Watching active traders talk is a little like viewing a car wreck at times – it is painful, evokes sympathy, but can be hard to ignore. When markets go haywire, some common threads emerge among individual actively-trading investors that bring home the beauty of passive indexing beyond just holding parts of the stock market.
Everything is Down! This is a sentiment often seen on forums like Morningstar and in article comments on sites like SeekingAlpha. As an indexer, the first thought is often: what are they talking about? Bonds are up – especially intermediate- and long-duration Treasuries held in many (likely most) passive portfolios.
Everything is Down … Except Gold! This shows off the same bias, and illustrates that people even think about gold before they think about bonds – most indexers would agree that the stock-versus-bond (or: equities versus fixed income) split is the first and most important step in designing a portfolio. Gold comes much later, if at all.
Shorting the Market is the Solution! Again, this equity-centric mentality reveals that many a trader would prefer to still make all their bets in terms of equities, even if it means higher costs, and speculation, rather than balancing and re-balancing a sensible portfolio where all components stand to make gains (or at least break even) independently.

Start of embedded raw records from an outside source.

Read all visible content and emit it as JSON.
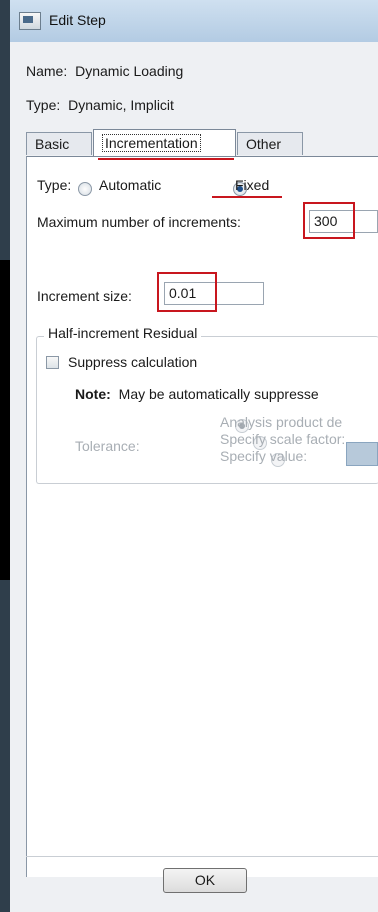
{
  "window": {
    "title": "Edit Step"
  },
  "step": {
    "name_label": "Name:",
    "name_value": "Dynamic Loading",
    "type_label": "Type:",
    "type_value": "Dynamic, Implicit"
  },
  "tabs": [
    {
      "label": "Basic"
    },
    {
      "label": "Incrementation",
      "active": true
    },
    {
      "label": "Other"
    }
  ],
  "incrementation": {
    "type_label": "Type:",
    "type_options": [
      {
        "label": "Automatic",
        "checked": false
      },
      {
        "label": "Fixed",
        "checked": true
      }
    ],
    "max_increments_label": "Maximum number of increments:",
    "max_increments_value": "300",
    "increment_size_label": "Increment size:",
    "increment_size_value": "0.01"
  },
  "half_increment": {
    "title": "Half-increment Residual",
    "suppress_label": "Suppress calculation",
    "note_label": "Note:",
    "note_text": "May be automatically suppresse",
    "tolerance_label": "Tolerance:",
    "tolerance_options": [
      {
        "label": "Analysis product de",
        "checked": true
      },
      {
        "label": "Specify scale factor:",
        "checked": false
      },
      {
        "label": "Specify value:",
        "checked": false
      }
    ]
  },
  "buttons": {
    "ok": "OK"
  },
  "colors": {
    "highlight": "#c8161e",
    "title_bar": "#b3cbe3"
  }
}
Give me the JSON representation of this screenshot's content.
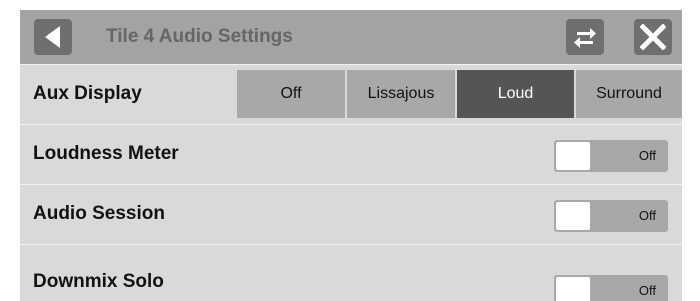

That’s It, I’m Getting Out of the Market! The expression ‘going to cash’ sounds like a flight to safety, but it isn’t. By the time ‘the markets stabilize’ it is too late to get back in – you forever miss the run-up that brought it back up to ‘acceptable levels’ again.
But Bonds Are in a Bubble! Often when equities go down, bonds go up – again: flight to safety makes this particularly true for Treasuries. Are they thus in a bubble? Not necessarily – the markets have determined equity markets to be risky, so safety comes at a premium price. For someone who buys, holds and rebalances, though, this ‘problem’ largely solves itself, since such investors are using their ‘winnings’ from bonds to buy ‘losers’ in the form of stock market index funds.